We don’t make things that last and we don’t make things easy to fix.  I got my green geek on and decided to fix, not replace, my broken shovel.  Getting a metal replacement handle was my only option, but it cost nearly as much ($15) a whole new plastic handle shovel ($20).  Replacing it took about 10 minutes.

The other shovel I bought only came with a plastic handle.

New shovel handle, not a new shovel

New shovel handle, not a new shovel


Talking Trash on the Beach

July 19, 2008

Yes, I’m a sustainability nut… Instead of frolicking the the surf, I was taking pictures of the beach trash cans at Fort Walton Beach, Fla,  I was appalled, appalled I tell you, about amount of recyclables in the trash.  While it’s pathetic much litter remains on the sand, I’m even sadder that the City of Fort Walton Beach (FWB) puts out trash cans in pairs, yet does not offering beach side recycling.

The photo shows the obvious – typical beach waste is at least 80% recyclable!

This is NOT trash!
This is NOT trash!

This leads to interconnected two questions:

  1. Does it make sense for FWB to provide beach recycling as a service?
  2. Would people use it if they offered it?

Unfortunately, it’s not a viable service unless people will use it.  I wonder if recyclers could handle the 20% waste in the otherwise Al & PET rich trash.

From the photo below, Austin clearly has both the motivation and participation to provide recycling.  What will it take to push this municipal attitude to the mainstream?

Austin does it right
Austin does it right

(lil) Green Karma from replacing Roomba Batteries

June 23, 2008

Our well loved and perfectly functional Roomba has been suffering from battery age.  Unfortunately, iRobot is charging about 50% of the replacement price ($69 vs $150) just for a new battery (see buying tip below).  I was choking about the cost and found a nice Roomba hack site suggesting that the batteries were just C-cell NiMh and could be easily replaced.

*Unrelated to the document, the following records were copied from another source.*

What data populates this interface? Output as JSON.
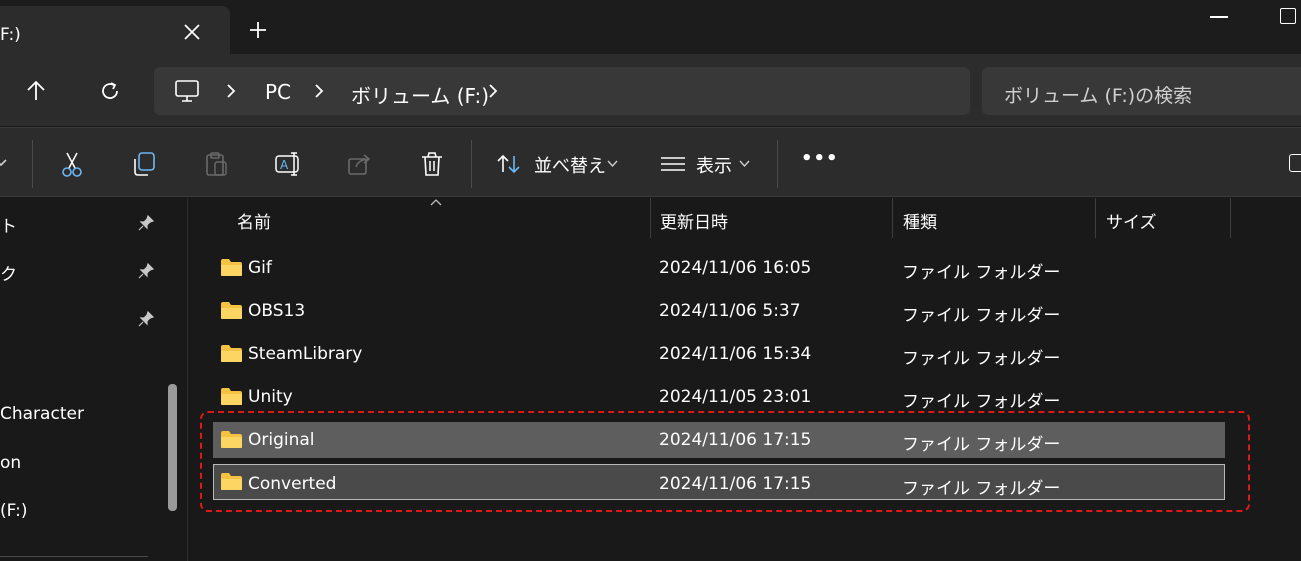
{
  "window": {
    "tab_title": "F:)",
    "new_tab_label": "+"
  },
  "address_bar": {
    "crumbs": [
      "PC",
      "ボリューム (F:)"
    ],
    "search_placeholder": "ボリューム (F:)の検索"
  },
  "command_bar": {
    "sort_label": "並べ替え",
    "view_label": "表示",
    "more_label": "•••"
  },
  "sidebar": {
    "items": [
      {
        "label": "ト",
        "pinned": true
      },
      {
        "label": "ク",
        "pinned": true
      },
      {
        "label": "",
        "pinned": true
      },
      {
        "label": "Character",
        "pinned": false
      },
      {
        "label": "on",
        "pinned": false
      },
      {
        "label": " (F:)",
        "pinned": false
      }
    ]
  },
  "file_list": {
    "columns": [
      "名前",
      "更新日時",
      "種類",
      "サイズ"
    ],
    "rows": [
      {
        "name": "Gif",
        "modified": "2024/11/06 16:05",
        "type": "ファイル フォルダー",
        "size": "",
        "selected": false
      },
      {
        "name": "OBS13",
        "modified": "2024/11/06 5:37",
        "type": "ファイル フォルダー",
        "size": "",
        "selected": false
      },
      {
        "name": "SteamLibrary",
        "modified": "2024/11/06 15:34",
        "type": "ファイル フォルダー",
        "size": "",
        "selected": false
      },
      {
        "name": "Unity",
        "modified": "2024/11/05 23:01",
        "type": "ファイル フォルダー",
        "size": "",
        "selected": false
      },
      {
        "name": "Original",
        "modified": "2024/11/06 17:15",
        "type": "ファイル フォルダー",
        "size": "",
        "selected": true
      },
      {
        "name": "Converted",
        "modified": "2024/11/06 17:15",
        "type": "ファイル フォルダー",
        "size": "",
        "selected": true
      }
    ]
  },
  "colors": {
    "folder": "#f5c242",
    "accent_icon": "#6cb8f5",
    "highlight_dash": "#e01818"
  }
}
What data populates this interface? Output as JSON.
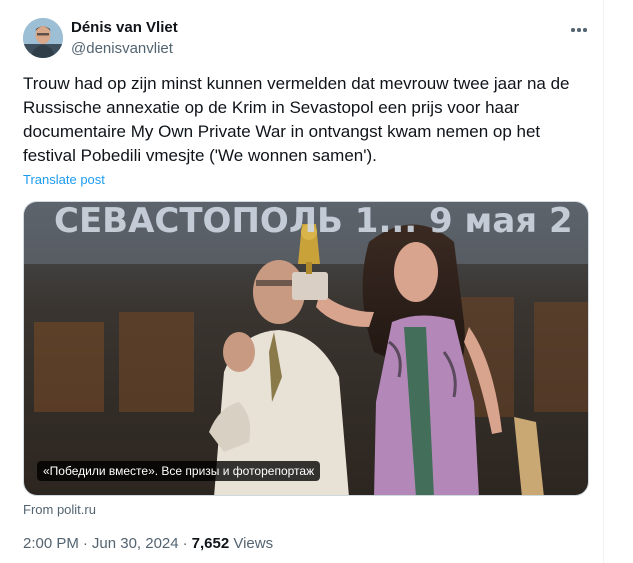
{
  "author": {
    "display_name": "Dénis van Vliet",
    "handle": "@denisvanvliet",
    "avatar_icon": "profile-photo"
  },
  "tweet": {
    "text": "Trouw had op zijn minst kunnen vermelden dat mevrouw twee jaar na de\nRussische annexatie op de Krim in Sevastopol een prijs voor haar\ndocumentaire My Own Private War in ontvangst kwam nemen op het\nfestival Pobedili vmesjte ('We wonnen samen').",
    "translate_label": "Translate post"
  },
  "media": {
    "banner_text": "СЕВАСТОПОЛЬ 1... 9 мая 2",
    "caption": "«Победили вместе». Все призы и фоторепортаж",
    "source": "From polit.ru"
  },
  "meta": {
    "time": "2:00 PM",
    "separator": "·",
    "date": "Jun 30, 2024",
    "views_count": "7,652",
    "views_label": "Views"
  },
  "menu": {
    "icon": "more-horizontal-icon"
  },
  "colors": {
    "accent": "#1d9bf0",
    "secondary_text": "#536471",
    "primary_text": "#0f1419"
  }
}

Even better, I found a vendor with a $30 DIY battery replacement kit that included the required triangle head screw driver.  Woo Hoo!  Instructions require a little instructional soldering for my 10 year old.  Extra bonus!

I just wish our products were built to be more sustainable.  Better link to Story of Stuff again.

Roomba Batteries

Note: our usage of the Roomba requires NONE of the fancy features they they up-up-upsell to unsuspecting buyers.  For our usage, scheduling is done with the (cleverly marked) start button, virtual walls are replaced by (gasp) doors, and we (groan) carry the handy robot back for recharging.  I highly recommend buying a very base model and skipping all the extras.


Green Karma w/ Freecycle

June 23, 2008

Laura was busy today getting lots of Green Karma.   She’s reclaiming our house from clutter, or, in Laura speak, improving our ch’i.   We’re also on a deadline because carpet cleaners are arriving soon to complete the removal of the aromatic reminders of the spray stray cat we housed for 2 weeks.

De-cluttering for us involves aggressive freecycling.  Freecycle is this awesome community that we’ve been using for a couple of years.  It’s sort of like Craig’s List, but goods are free.  The concept to recycle your junk to someone who can use it, gratis.  We’ve freecycled lots of things including a busted mosquito breeding hot tub, crawl space shutters, a car eating futon, and (today) lots of out-grown toys.Freecycle in action

I highly recommend Freecycle.  It’s a great way to keep your junk out of the junk yard.  Most of the items Laura posts there are picked up from our house in just hours.